Part of being a writer is talking about yourself and your writing. I know, I know, that idea scares the proverbial out of some people. If you write purely for yourself, to experience the joys and heartbreaks and deliciousness of assembling words on the page just because you like the writing, all power to you. But most authors are aiming for a book deal, publication, readers and, fingers crossed, a community of people who love their writing.
If you are one of those hopefuls, there will inevitably come a time when you will have to tear yourself away from the keyboard, the office or the kitchen table, and explain yourself. To actually talk about what you’re writing.
You might be describing your passion to close friends and family who have been wondering what you’ve been doing hunched over the computer for all those months or years. Or, if you’re lucky enough, you’ll be talking to readers or perhaps even being interviewed in the media. My question to you is: are you prepared with answers that will make sense to a potential reader?
As soon as you mention out loud, in public, that you are a…gulp… writer, as soon as you come out of the literary closet and hang your shingle out that says “hopeful,” “emerging”, “about to be published,” some one is going to ask you that question: ‘What’s your book about?’
I’ve answered it hundreds of times now. When you tell people you’re having a book published, especially if they haven’t known that you were writing one, they’ll be curious. Is it a non-fiction text on bird-watching or the next fifty shades of “you know what”? People ask because they are thinking, ‘would I like it?’

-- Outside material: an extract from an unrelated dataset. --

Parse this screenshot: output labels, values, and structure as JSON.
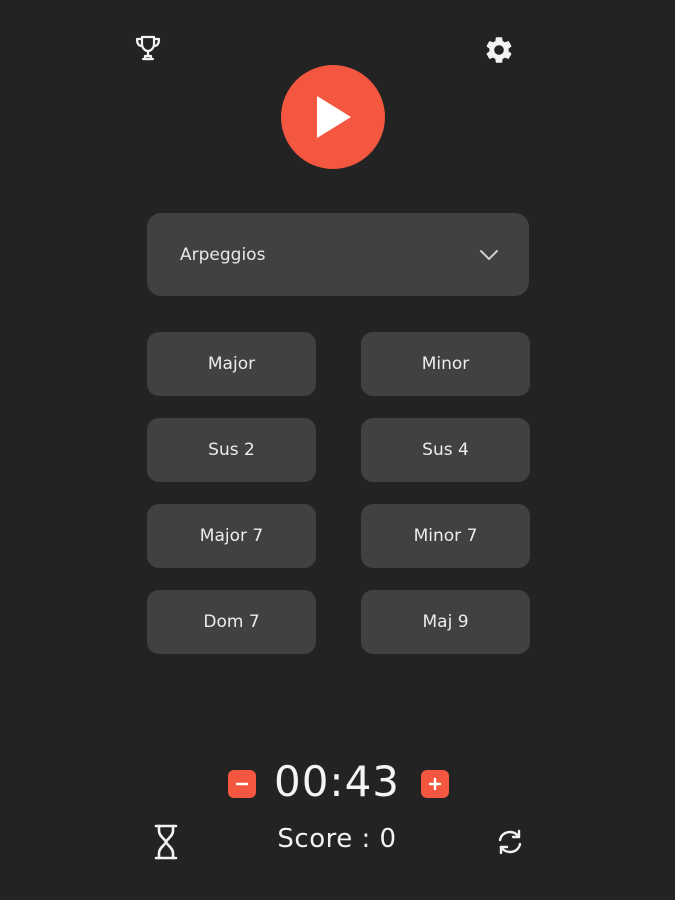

So, are you ready to answer? Have you honed your elevator pitch?
To some writers, the idea of talking about what you do is painful and scary. You might be talking to someone who has no idea that there is a massive readership for sci-fi, for instance, and you know they aren’t going to get what you do. That doesn’t matter. Be proud of your work.
Here’s a tip on what not to say:
‘My book is really hard to define. It’s kind of a psychological drama, no wait, more like a thriller, but with elements of dark humour, featuring a shape-shifting goat and…’ When you see their eyes glaze over, you’ve lost the chance of a reader and a potential book champion.
Even if you’re emerging and a total pantser and still not quite sure how your book will turn out, it’s easy to give people an idea. Perhaps you’re writing an Australian political thriller, in a Scandinavian style. Maybe it’s steam punk with a vampire twist. Love poems. Or sci-fi adventures for kids. I’ve settled on “coastal romance” for my particular brand of contemporary romance fiction.
Why is it important to sort this out for yourself? Because you never know who you might meet. You might find out that the person handing over the loaf of bread at the bakery adores tortured detective heroes. Voila! A potential reader. You might be lucky enough to meet someone else who writes in your genre who would make a fantastic writing partner. Or you might meet a romance reader who devours books and who has been waiting for a book just like yours.
I know someone who met a publisher in a lift at a conference. She pitched her book – she was prepared with her “elevator pitch” – and won a contract. Totally true story!
My point is – don’t waste the chance to define yourself and start finding your audience. If you’re lucky enough to catch the attention of the media, these shorthand ways of describing your work will come in very handy.
Journalists need a short, precise way to describe you and your writing. There are only so many words in an article and they want to catch the attention of their readers and listeners, too.
Any time you talk to someone about your book you have a chance to create interest in it. Don’t waste that chance!
Victoria Purman was our most recent Writer in Residence and is a contemporary Australian romance author. She has signed a three book contract with Harlequin Australia and the first book in her Boys of Summer trilogy – entitled Nobody But Him – will be on the shelves and on reading devices in October